3D Print Job Cost Calculator

Have you ever wanted to figure out how much a print costs? Or how much you should charge someone for a print? It’s actually quite a complex question. To provide some help, we’ve put together this easy-to-use online calculator. It includes the basic factors that are pretty easy to obtain, and gives you a reasonable cost calculation.

Using the calculator is easy: just go through the data boxes below, and fill in the appropriate information. You will get a lot of the information from the slicing software’s report on the print job, but you’ll also have to make a few guesses about the future of your equipment.

Both resin and filament 3D printers will work with this calculator, as long as you’re able to obtain the weight of material used in the job. FFF slicers typically report weight, but sometimes resin slicers report material consumption in ml. A rough approach to convert ml to grams is to consider them equivalent.

IMPORTANT: several fields ask for prices. The currency doesn’t matter, but just be sure to use the same currency in each of these fields.

If you have any suggestions for improving this calculator, please contact us.

3D Print Job Cost Calculator

This is the weight of the print, including support material, as reported by your slicing software

This is the price per kg of material. Note that if you purchased less or more than a kilo, calculate the per kg instead of using your purchase price. For example, the price per kg of a 750g spool would be the price divided by 0.750. Be sure to include the cost of taxes and shipping costs

The estimated duration of the print job as reported by the slicing software. This may differ somewhat from actual print time, but this is a number you can easily recreate as evidence in a potential dispute, and the difference won’t affect the calculation very much

Your cost of electricity being used to run the printer. Use the same monetary units throughout this form, so if your rate is 10 cents per kWh, put in 0.10, not “10”

The acquisition cost of the 3D printer performing this job. Be sure to include the cost of taxes and shipping costs, and use the same monetary unit as above

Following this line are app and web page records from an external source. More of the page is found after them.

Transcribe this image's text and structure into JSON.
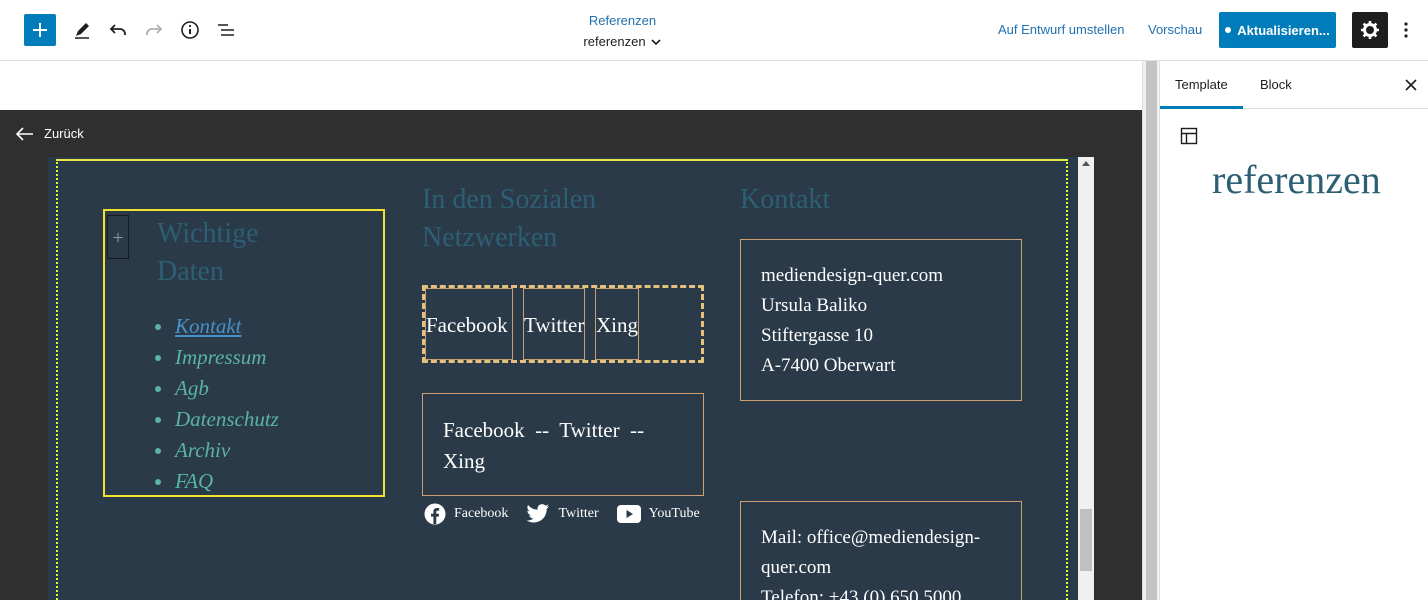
{
  "header": {
    "doc_title": "Referenzen",
    "doc_subtitle": "referenzen",
    "switch_draft": "Auf Entwurf umstellen",
    "preview": "Vorschau",
    "update": "Aktualisieren..."
  },
  "canvas": {
    "back_label": "Zurück"
  },
  "footer": {
    "col1_heading_line1": "Wichtige",
    "col1_heading_line2": "Daten",
    "nav_items": [
      "Kontakt",
      "Impressum",
      "Agb",
      "Datenschutz",
      "Archiv",
      "FAQ"
    ],
    "col2_heading_line1": "In den Sozialen",
    "col2_heading_line2": "Netzwerken",
    "social_buttons": [
      "Facebook",
      "Twitter",
      "Xing"
    ],
    "social_text_line1": "Facebook  --  Twitter  --",
    "social_text_line2": "Xing",
    "social_icons": [
      "Facebook",
      "Twitter",
      "YouTube"
    ],
    "col3_heading": "Kontakt",
    "address": [
      "mediendesign-quer.com",
      "Ursula Baliko",
      "Stiftergasse 10",
      "A-7400 Oberwart"
    ],
    "contact": [
      "Mail: office@mediendesign-",
      "quer.com",
      "Telefon: +43 (0) 650 5000"
    ]
  },
  "sidebar": {
    "tab_template": "Template",
    "tab_block": "Block",
    "template_name": "referenzen"
  },
  "colors": {
    "accent": "#007cba",
    "footer_bg": "#2a3a48",
    "heading": "#2d5f74",
    "nav": "#5ab4a3",
    "selection": "#f2e230"
  }
}
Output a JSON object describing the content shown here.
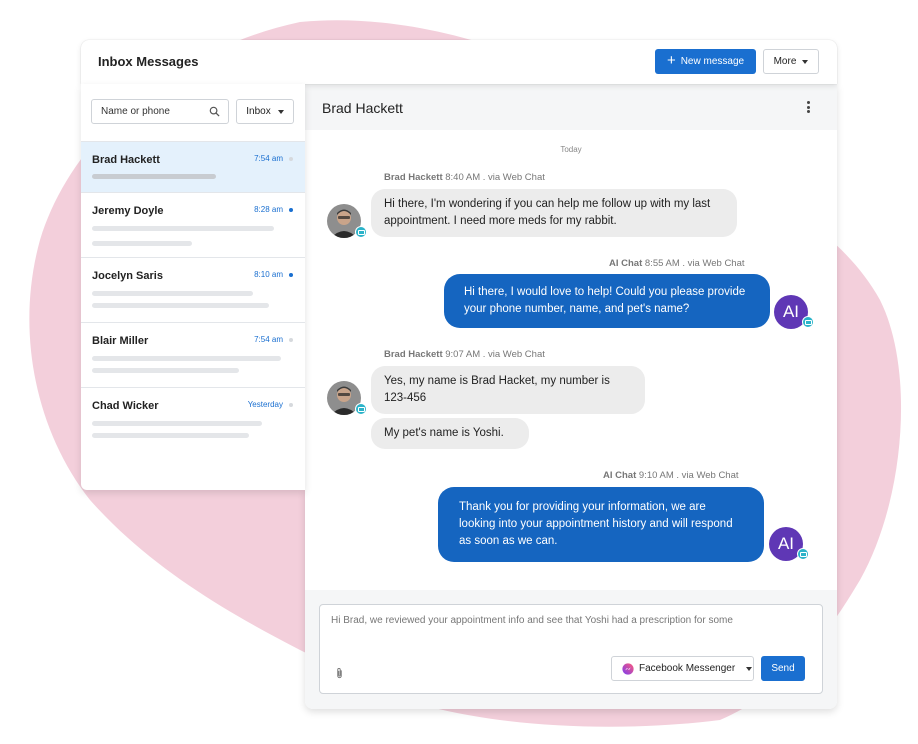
{
  "window": {
    "title": "Inbox Messages"
  },
  "toolbar": {
    "new_message_label": "New message",
    "more_label": "More"
  },
  "sidebar": {
    "search_placeholder": "Name or phone",
    "folder_select": "Inbox",
    "conversations": [
      {
        "name": "Brad Hackett",
        "time": "7:54 am",
        "unread": false,
        "active": true
      },
      {
        "name": "Jeremy Doyle",
        "time": "8:28 am",
        "unread": true,
        "active": false
      },
      {
        "name": "Jocelyn Saris",
        "time": "8:10 am",
        "unread": true,
        "active": false
      },
      {
        "name": "Blair Miller",
        "time": "7:54 am",
        "unread": false,
        "active": false
      },
      {
        "name": "Chad Wicker",
        "time": "Yesterday",
        "unread": false,
        "active": false
      }
    ]
  },
  "chat": {
    "contact_name": "Brad Hackett",
    "day_divider": "Today",
    "messages": [
      {
        "sender": "Brad Hackett",
        "meta": "8:40 AM . via Web Chat",
        "direction": "in",
        "bubbles": [
          "Hi there, I'm wondering if you can help me follow up with my last appointment. I need more meds for my rabbit."
        ]
      },
      {
        "sender": "AI Chat",
        "meta": "8:55 AM . via Web Chat",
        "direction": "out",
        "avatar_text": "AI",
        "bubbles": [
          "Hi there, I would love to help! Could you please provide your phone number, name, and pet's name?"
        ]
      },
      {
        "sender": "Brad Hackett",
        "meta": "9:07 AM . via Web Chat",
        "direction": "in",
        "bubbles": [
          "Yes, my name is Brad Hacket, my number is 123-456",
          "My pet's name is Yoshi."
        ]
      },
      {
        "sender": "AI Chat",
        "meta": "9:10 AM . via Web Chat",
        "direction": "out",
        "avatar_text": "AI",
        "bubbles": [
          "Thank you for providing your information, we are looking into your appointment history and will respond as soon as we can."
        ]
      }
    ]
  },
  "composer": {
    "draft_text": "Hi Brad, we reviewed your appointment info and see that Yoshi had a prescription for some",
    "channel": "Facebook Messenger",
    "send_label": "Send"
  },
  "colors": {
    "accent": "#1a6fd0",
    "outgoing_bubble": "#1565c0",
    "ai_avatar": "#5f37b5",
    "channel_badge": "#2bb3c9",
    "background_blob": "#f3cfdb"
  }
}
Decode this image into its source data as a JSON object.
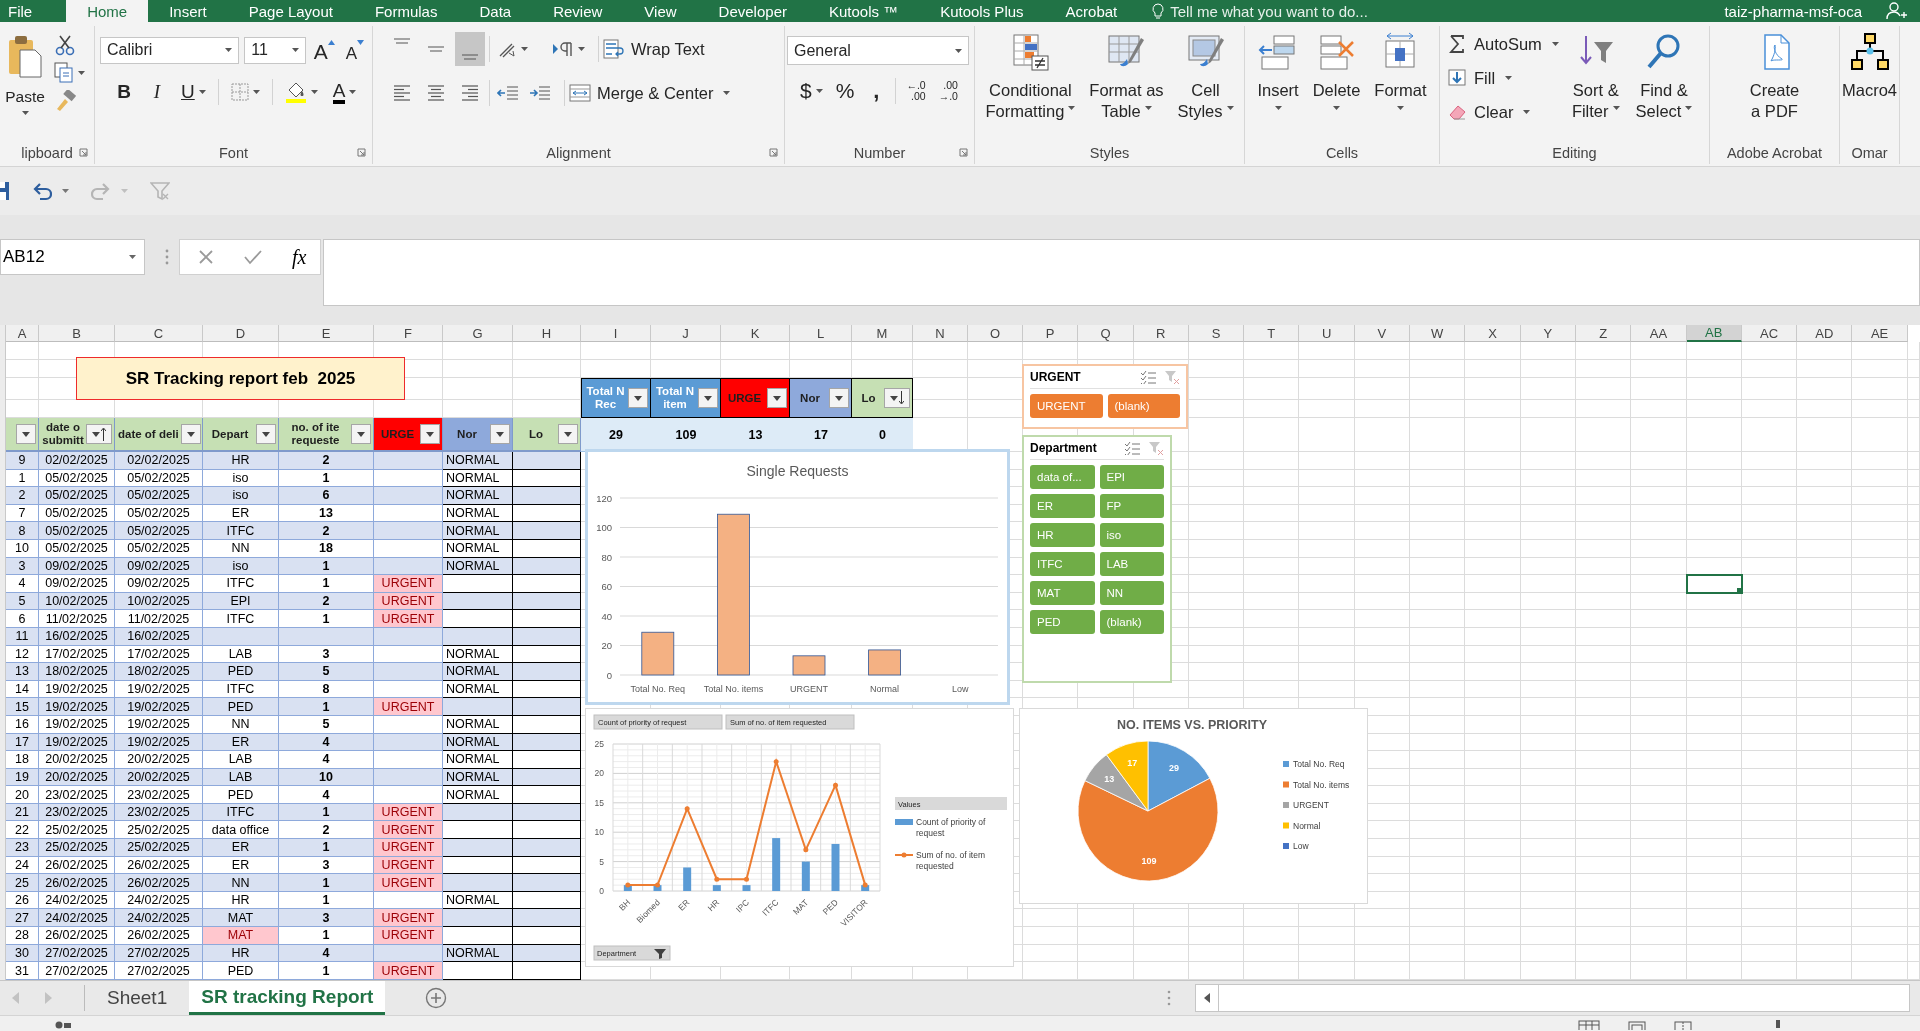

The watts being consumed by the 3D printer. If you do not have appropriate electrical measuring gear, you can use the machine’s power supply rating. It will be higher than what’s actually consumed, but good enough for this price estimate: the power consumption component is ususally very small. You can usually find this information on a regulatory stamp on the machine or in its documentation

Make a guess as to how many years you expect to keep running this machine before it is retired or permanently breaks down

Make a guess as to how many hours per day on average you will use the machine over its entire lifetime

Make a guess as to how much of the original purchase price you expect to spend on repairs for this 3D printer, as a percent of its original cost. A 100% factor means you expect to spend the same amount repairing the machine as it was to acquire it

What is your hourly chargeout rate? This is to account for your time operating the machine. Enter “0” if you aren’t charging for your time. Use the same monetary units as above

How many minutes will you spend setting up the print job? Consider the time spent to prepare the job in slicing software, but not machine operations, because operations can happen more than once

How many minutes will you spend setting up the print job? Consider not only time for pressing printer buttons, but also the time to job setup in slicing software and dispatch to the machine

How many minutes will you spend cleaning up the completed print? This includes not only removing the print, but cleaning up surfaces, support structures, painting, assembly or any other manual labor done to the freshly printed parts to make them complete

Make a guess as to how many print jobs will fail on average. If one out of ten jobs tends to fail, then use 10 percent

What markup over your costs do you require for this job? Use zero if no profit is required, use 100% if you want the final price to be double your cost to produce the item

How many of these jobs will be run?